What is expected: Repeat every entry exactly as it appears.

(Stored data entries)
----

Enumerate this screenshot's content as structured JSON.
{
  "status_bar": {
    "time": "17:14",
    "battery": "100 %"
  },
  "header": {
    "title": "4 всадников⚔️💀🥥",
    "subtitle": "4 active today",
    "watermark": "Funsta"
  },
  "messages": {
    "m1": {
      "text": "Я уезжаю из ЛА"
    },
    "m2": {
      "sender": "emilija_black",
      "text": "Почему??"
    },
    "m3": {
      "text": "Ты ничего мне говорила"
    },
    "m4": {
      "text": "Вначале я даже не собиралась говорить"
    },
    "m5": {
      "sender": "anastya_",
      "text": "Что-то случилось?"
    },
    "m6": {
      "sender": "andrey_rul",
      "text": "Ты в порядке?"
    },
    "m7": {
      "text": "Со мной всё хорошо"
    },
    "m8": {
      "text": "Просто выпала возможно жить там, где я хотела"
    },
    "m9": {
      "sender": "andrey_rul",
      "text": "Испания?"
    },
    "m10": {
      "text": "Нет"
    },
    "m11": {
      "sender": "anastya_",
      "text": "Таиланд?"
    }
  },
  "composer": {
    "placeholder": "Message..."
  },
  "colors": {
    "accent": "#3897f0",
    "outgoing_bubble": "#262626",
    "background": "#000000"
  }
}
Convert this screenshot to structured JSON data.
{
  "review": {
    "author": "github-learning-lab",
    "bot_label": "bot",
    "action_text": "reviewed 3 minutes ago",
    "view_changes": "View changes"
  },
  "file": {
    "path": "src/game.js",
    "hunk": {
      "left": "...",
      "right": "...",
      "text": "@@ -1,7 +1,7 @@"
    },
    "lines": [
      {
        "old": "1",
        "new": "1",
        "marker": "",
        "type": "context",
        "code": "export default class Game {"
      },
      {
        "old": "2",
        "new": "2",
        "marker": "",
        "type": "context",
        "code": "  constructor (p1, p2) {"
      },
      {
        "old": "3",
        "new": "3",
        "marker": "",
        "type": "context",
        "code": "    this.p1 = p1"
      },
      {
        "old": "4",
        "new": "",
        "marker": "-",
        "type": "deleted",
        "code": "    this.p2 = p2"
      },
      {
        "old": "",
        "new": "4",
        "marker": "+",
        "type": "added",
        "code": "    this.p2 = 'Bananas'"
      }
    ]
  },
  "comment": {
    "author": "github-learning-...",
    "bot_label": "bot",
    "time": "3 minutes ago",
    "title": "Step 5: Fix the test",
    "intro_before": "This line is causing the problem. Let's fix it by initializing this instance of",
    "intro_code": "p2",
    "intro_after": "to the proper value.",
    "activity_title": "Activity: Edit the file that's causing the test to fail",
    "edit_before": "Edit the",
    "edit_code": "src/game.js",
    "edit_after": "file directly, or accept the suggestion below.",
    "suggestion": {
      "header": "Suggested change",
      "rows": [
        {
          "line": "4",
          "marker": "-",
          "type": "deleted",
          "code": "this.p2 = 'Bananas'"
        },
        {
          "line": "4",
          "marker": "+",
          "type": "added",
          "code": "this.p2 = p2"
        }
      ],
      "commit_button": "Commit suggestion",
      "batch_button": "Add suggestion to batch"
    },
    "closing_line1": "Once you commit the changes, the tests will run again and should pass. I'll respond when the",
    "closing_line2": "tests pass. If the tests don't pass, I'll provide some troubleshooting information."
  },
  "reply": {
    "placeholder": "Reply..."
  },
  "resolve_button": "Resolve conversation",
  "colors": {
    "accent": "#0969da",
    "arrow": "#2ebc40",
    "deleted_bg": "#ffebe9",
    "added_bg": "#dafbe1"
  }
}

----

Solution below:
Enumerate this screenshot's content as structured JSON.
{
  "status_bar": {
    "time": "17:14",
    "battery": "100 %"
  },
  "header": {
    "title": "4 всадников⚔️💀🥥",
    "subtitle": "4 active today",
    "watermark": "Funsta"
  },
  "messages": {
    "m1": {
      "text": "Я уезжаю из ЛА"
    },
    "m2": {
      "sender": "emilija_black",
      "text": "Почему??"
    },
    "m3": {
      "text": "Ты ничего мне говорила"
    },
    "m4": {
      "text": "Вначале я даже не собиралась говорить"
    },
    "m5": {
      "sender": "anastya_",
      "text": "Что-то случилось?"
    },
    "m6": {
      "sender": "andrey_rul",
      "text": "Ты в порядке?"
    },
    "m7": {
      "text": "Со мной всё хорошо"
    },
    "m8": {
      "text": "Просто выпала возможно жить там, где я хотела"
    },
    "m9": {
      "sender": "andrey_rul",
      "text": "Испания?"
    },
    "m10": {
      "text": "Нет"
    },
    "m11": {
      "sender": "anastya_",
      "text": "Таиланд?"
    }
  },
  "composer": {
    "placeholder": "Message..."
  },
  "colors": {
    "accent": "#3897f0",
    "outgoing_bubble": "#262626",
    "background": "#000000"
  }
}
Convert this screenshot to structured JSON data.
{
  "review": {
    "author": "github-learning-lab",
    "bot_label": "bot",
    "action_text": "reviewed 3 minutes ago",
    "view_changes": "View changes"
  },
  "file": {
    "path": "src/game.js",
    "hunk": {
      "left": "...",
      "right": "...",
      "text": "@@ -1,7 +1,7 @@"
    },
    "lines": [
      {
        "old": "1",
        "new": "1",
        "marker": "",
        "type": "context",
        "code": "export default class Game {"
      },
      {
        "old": "2",
        "new": "2",
        "marker": "",
        "type": "context",
        "code": "  constructor (p1, p2) {"
      },
      {
        "old": "3",
        "new": "3",
        "marker": "",
        "type": "context",
        "code": "    this.p1 = p1"
      },
      {
        "old": "4",
        "new": "",
        "marker": "-",
        "type": "deleted",
        "code": "    this.p2 = p2"
      },
      {
        "old": "",
        "new": "4",
        "marker": "+",
        "type": "added",
        "code": "    this.p2 = 'Bananas'"
      }
    ]
  },
  "comment": {
    "author": "github-learning-...",
    "bot_label": "bot",
    "time": "3 minutes ago",
    "title": "Step 5: Fix the test",
    "intro_before": "This line is causing the problem. Let's fix it by initializing this instance of",
    "intro_code": "p2",
    "intro_after": "to the proper value.",
    "activity_title": "Activity: Edit the file that's causing the test to fail",
    "edit_before": "Edit the",
    "edit_code": "src/game.js",
    "edit_after": "file directly, or accept the suggestion below.",
    "suggestion": {
      "header": "Suggested change",
      "rows": [
        {
          "line": "4",
          "marker": "-",
          "type": "deleted",
          "code": "this.p2 = 'Bananas'"
        },
        {
          "line": "4",
          "marker": "+",
          "type": "added",
          "code": "this.p2 = p2"
        }
      ],
      "commit_button": "Commit suggestion",
      "batch_button": "Add suggestion to batch"
    },
    "closing_line1": "Once you commit the changes, the tests will run again and should pass. I'll respond when the",
    "closing_line2": "tests pass. If the tests don't pass, I'll provide some troubleshooting information."
  },
  "reply": {
    "placeholder": "Reply..."
  },
  "resolve_button": "Resolve conversation",
  "colors": {
    "accent": "#0969da",
    "arrow": "#2ebc40",
    "deleted_bg": "#ffebe9",
    "added_bg": "#dafbe1"
  }
}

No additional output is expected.